■ **BRIEF**
In the entries below, the word "透過中國區" appears on some lines. Copy each of those lines.

■ **INFORMATION**

· · ·

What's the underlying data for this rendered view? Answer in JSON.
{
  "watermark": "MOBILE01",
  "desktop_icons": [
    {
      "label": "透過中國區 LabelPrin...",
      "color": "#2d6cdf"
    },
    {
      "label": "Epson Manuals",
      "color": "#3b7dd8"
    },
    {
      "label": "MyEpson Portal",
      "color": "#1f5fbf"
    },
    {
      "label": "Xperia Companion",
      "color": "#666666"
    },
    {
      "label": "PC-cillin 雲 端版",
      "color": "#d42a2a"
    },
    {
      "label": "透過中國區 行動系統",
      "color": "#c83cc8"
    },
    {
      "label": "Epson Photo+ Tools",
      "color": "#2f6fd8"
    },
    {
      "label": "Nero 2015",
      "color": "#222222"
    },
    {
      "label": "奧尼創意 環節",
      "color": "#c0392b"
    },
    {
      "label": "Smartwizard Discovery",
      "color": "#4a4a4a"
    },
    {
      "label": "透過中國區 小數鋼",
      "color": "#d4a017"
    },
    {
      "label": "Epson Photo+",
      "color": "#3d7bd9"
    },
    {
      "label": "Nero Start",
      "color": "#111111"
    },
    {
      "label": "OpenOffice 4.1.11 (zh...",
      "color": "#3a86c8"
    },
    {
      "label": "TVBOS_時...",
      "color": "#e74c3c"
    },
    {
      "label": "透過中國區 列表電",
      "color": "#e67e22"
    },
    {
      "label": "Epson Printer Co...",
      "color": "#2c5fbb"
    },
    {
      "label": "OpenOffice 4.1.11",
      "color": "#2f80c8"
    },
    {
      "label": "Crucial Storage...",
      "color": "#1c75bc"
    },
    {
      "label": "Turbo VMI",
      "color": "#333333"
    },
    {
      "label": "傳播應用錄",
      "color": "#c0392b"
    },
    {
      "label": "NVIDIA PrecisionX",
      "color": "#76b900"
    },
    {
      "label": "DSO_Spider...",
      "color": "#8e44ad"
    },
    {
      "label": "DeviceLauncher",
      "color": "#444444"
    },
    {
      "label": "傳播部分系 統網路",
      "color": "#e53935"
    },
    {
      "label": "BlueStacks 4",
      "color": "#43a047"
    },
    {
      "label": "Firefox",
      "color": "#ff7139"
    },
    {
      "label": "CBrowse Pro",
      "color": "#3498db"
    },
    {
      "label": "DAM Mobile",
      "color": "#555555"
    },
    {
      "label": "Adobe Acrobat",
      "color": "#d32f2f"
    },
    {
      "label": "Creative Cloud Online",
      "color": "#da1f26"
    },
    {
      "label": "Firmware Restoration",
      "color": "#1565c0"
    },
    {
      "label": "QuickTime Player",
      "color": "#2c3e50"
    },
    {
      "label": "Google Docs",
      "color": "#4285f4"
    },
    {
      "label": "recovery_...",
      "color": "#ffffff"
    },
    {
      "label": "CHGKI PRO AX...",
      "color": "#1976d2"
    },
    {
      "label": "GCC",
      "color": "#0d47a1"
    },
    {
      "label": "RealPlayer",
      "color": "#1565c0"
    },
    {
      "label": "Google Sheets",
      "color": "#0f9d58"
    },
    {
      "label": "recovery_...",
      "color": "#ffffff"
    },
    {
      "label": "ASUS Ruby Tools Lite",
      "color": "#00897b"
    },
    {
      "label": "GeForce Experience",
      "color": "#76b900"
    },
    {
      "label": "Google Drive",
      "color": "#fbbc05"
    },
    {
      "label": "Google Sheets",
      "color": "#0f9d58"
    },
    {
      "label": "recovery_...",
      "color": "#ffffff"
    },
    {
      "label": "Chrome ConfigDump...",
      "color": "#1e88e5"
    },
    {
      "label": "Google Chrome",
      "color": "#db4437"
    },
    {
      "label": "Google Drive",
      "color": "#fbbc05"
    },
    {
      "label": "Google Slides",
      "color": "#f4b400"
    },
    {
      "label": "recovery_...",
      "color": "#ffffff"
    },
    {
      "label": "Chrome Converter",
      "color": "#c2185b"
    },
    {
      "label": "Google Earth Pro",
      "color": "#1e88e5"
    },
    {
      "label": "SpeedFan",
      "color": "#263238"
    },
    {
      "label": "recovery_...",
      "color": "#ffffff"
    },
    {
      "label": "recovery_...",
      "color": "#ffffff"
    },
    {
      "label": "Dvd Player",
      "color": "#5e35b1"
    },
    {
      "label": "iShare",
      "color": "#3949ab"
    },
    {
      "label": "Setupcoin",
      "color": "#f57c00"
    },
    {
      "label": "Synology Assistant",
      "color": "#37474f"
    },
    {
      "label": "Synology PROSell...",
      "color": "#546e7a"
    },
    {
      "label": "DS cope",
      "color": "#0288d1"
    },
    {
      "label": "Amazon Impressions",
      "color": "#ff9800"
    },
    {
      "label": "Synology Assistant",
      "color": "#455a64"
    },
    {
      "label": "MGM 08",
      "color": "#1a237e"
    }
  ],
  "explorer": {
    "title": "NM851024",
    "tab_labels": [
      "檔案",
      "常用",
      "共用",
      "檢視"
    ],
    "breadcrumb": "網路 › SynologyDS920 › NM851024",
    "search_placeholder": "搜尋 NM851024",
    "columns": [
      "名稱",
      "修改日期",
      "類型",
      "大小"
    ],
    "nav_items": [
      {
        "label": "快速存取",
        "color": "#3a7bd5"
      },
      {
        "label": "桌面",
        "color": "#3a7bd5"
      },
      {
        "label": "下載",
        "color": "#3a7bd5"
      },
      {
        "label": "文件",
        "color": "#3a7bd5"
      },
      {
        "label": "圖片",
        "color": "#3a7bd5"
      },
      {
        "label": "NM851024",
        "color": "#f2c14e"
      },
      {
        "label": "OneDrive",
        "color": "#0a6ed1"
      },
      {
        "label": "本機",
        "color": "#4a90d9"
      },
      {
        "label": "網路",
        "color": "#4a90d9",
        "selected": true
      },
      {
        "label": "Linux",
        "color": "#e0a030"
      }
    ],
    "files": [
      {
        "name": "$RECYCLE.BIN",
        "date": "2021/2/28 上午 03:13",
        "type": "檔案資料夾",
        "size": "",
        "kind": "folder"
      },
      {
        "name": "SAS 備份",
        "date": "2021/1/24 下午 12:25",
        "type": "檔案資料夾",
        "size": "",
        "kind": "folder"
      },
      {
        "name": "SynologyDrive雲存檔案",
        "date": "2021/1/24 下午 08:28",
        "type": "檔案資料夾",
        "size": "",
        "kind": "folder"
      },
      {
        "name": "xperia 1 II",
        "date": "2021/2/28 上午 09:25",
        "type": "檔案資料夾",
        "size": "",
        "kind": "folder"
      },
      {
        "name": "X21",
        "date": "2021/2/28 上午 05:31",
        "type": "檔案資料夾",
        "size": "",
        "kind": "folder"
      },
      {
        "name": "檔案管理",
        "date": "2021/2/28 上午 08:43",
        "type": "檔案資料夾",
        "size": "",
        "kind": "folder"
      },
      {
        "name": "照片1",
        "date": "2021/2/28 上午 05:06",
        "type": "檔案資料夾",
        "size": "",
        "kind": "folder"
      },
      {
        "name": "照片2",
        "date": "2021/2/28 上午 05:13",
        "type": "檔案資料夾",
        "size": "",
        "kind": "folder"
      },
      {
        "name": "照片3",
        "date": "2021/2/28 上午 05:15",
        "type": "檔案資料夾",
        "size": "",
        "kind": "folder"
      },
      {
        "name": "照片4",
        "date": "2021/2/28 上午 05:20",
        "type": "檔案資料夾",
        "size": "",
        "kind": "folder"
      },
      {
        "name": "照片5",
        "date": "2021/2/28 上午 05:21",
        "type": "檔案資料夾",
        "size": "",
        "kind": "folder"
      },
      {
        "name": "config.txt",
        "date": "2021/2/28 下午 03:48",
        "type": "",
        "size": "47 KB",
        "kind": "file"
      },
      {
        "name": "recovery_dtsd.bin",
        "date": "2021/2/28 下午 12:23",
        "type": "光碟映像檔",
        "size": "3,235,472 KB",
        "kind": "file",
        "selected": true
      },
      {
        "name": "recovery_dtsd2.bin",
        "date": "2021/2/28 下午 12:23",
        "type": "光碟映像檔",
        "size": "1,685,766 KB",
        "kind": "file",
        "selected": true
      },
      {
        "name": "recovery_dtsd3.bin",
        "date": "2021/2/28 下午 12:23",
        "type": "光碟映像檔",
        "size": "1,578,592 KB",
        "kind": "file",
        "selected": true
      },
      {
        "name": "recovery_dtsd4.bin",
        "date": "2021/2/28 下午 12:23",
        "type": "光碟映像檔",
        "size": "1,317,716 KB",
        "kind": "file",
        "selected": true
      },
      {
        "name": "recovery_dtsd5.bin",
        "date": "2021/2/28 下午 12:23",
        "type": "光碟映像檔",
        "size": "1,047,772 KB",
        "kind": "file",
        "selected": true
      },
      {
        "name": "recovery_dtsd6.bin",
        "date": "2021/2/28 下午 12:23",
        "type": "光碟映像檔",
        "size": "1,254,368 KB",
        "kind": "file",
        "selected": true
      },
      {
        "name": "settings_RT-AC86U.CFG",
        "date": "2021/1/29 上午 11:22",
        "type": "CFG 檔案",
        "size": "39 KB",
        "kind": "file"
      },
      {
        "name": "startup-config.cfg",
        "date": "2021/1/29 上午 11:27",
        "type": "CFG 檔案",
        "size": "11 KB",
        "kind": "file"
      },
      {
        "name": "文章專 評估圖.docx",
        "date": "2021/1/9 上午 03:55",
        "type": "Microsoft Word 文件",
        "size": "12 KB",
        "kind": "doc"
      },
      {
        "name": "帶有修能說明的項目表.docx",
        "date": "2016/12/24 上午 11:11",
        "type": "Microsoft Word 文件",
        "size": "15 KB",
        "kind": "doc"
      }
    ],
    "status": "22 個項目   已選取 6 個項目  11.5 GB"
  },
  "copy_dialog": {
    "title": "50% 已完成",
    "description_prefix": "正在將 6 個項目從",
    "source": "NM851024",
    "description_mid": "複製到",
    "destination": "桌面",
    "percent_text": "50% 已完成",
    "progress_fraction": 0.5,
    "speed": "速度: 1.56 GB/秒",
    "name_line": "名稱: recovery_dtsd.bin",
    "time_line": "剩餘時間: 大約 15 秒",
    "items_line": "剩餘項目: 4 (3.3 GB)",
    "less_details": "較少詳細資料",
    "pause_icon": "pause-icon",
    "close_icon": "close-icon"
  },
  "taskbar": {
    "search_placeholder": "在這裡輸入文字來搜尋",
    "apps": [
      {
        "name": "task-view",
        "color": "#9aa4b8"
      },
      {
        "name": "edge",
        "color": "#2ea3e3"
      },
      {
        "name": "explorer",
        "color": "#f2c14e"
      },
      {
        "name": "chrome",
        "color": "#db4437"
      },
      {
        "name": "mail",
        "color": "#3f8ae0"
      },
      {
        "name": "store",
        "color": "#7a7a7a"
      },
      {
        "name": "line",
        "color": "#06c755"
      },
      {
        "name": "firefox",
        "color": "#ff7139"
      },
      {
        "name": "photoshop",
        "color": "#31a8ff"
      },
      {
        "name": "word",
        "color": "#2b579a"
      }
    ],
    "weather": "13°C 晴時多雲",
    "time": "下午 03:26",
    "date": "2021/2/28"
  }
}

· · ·

■ **EXERCISE RESPONSE**
      "label": "透過中國區 LabelPrin...",
      "label": "透過中國區 行動系統",
      "label": "透過中國區 小數鋼",
      "label": "透過中國區 列表電",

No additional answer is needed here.